PoolDateDaysBBLS OilRunsBBLS WaterMCF ProdMCF SoldVent/Flare
  • 33278, 3,115, EOG, Clarks Creek 41-0805H,  Antelope-Sanish, t10/19; cum 271K 5/20,
PoolDateDaysBBLS OilRunsBBLS WaterMCF ProdMCF SoldVent/Flare

April 13, 2020: results posted here.  

Original Post 

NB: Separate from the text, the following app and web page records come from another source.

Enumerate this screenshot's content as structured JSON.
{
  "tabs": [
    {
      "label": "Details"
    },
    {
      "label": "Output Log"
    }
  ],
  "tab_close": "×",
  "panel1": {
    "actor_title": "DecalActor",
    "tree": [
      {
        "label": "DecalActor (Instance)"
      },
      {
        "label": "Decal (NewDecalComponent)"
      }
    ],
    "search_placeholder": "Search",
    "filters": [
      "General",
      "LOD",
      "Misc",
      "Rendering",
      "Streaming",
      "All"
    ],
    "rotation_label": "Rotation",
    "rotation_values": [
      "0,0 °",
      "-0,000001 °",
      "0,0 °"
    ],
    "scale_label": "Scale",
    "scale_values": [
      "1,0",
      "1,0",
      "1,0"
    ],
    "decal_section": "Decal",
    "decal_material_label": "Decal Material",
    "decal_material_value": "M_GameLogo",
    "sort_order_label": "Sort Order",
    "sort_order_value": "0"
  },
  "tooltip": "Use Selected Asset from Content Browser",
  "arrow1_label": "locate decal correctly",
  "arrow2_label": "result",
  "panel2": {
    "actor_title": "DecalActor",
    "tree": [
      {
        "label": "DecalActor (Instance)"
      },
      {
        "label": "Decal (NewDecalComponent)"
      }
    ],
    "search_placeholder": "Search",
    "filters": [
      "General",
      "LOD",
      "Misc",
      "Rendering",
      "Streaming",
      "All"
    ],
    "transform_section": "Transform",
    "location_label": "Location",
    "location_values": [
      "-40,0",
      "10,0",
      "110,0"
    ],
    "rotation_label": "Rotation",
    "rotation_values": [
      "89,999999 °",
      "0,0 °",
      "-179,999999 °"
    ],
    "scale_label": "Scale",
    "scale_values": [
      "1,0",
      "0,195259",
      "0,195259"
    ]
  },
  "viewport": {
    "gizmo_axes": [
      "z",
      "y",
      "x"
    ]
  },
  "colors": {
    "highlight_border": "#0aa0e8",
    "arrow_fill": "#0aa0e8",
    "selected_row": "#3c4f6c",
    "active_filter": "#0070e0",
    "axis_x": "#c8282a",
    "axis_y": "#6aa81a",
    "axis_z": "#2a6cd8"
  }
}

EOG to report two monster wells. They come off the confidential list over the four-day Easter weekend, so we won't know the specifics until next Monday or so. But here's what we have so far, and these are huge wells:
  • 33278, conf, EOG, Clarks Creek 41-0805H, 33-053-07918, Antelope, huge well; 55K first month production; generally first month is not a full 30-day month; first full month production: 64K; fracked 8/25/19 - 9/4/19; 11.7 million gallons of water; 85.3% water by mass; it looks like friction reducer was 0.05876, moderately high;

  • 33279, conf, EOG, Clarks Creek 42-0805H, 33-053-07919, Antelope, huge well; 60K first month production; generally first month is not a full 30-day month; first full month production: 57K; fracked 8/20/19 - 9/6/19; 11.3 million gallons of water; 84% water by mass; it looks like friction reducer was 0.05172, moderately high;
Production for these two wells:
  • 33278:
DateOil RunsMCF Sold
  • 33279:
DateOil RunsMCF Sold

These two wells are on an 8-well pad; the other sites are all on loc status

Neighboring wells, assuming the two wells above run to the north --
  • 20550, off line, 1280-acre spacing, t6/12; cum 436K 7/19;
  • 22505, off line, 1280-acre spacing, t6/12; cum 403K 7/19;
  • 19790, off line for seven months, but back line for 15 days, 2/20, 1280-acre spacing, t6/11; cum 455K 7/19;
  • 20602, off line for five months, but back line for 11 days, 1/20; and, full month, February, 2020; 1280-acre spacing, t6/11; cum 455K 7/19;
Let's check out that meme that daughter wells are significantly worse than parent wells in shale plays. This is the initial production for two earlier wells, one to the east, and one to the west of the new wells:
  • 20550:

  • 19790:

Good Friday And Wuhan Flu: Everything Shut Down; EOG To Report Two Monster Wells -- April 10, 2020

Active rigs:

Active Rigs3662595231

Wells coming off the confidential list over the next four days --
Monday, April 13, 2020: 11 for the month; 11 for the quarter, 266 for the year:

  • 33278, conf, EOG, Clarks Creek 41-0805H, 33-053-07918, Antelope, huge well; 55K first month production; generally first month is not a full 30-day month; first full month production: 64K; fracked 8/25/19 - 9/4/19;
Sunday, April 12, 2020: 10 for the month; 10 for the quarter, 265 for the year:
  • None.
Saturday, April 11, 2020: 10 for the month; 10 for the quarter, 265 for the year:
  • 33279, conf, EOG, Clarks Creek 42-0805H, 33-053-07919, Antelope, huge well; 60K first month production; generally first month is not a full 30-day month; first full month production: 57K; fracked 8/20/19 - 9/6/19;
Friday, April 10, 2020: 9 for the month; 9 for the quarter, 264 for the year:
  • 35016, SI/NC, BR, Lillibridge 3A MBH-R, Blue Buttes,
RBN Energy: no new blog posted.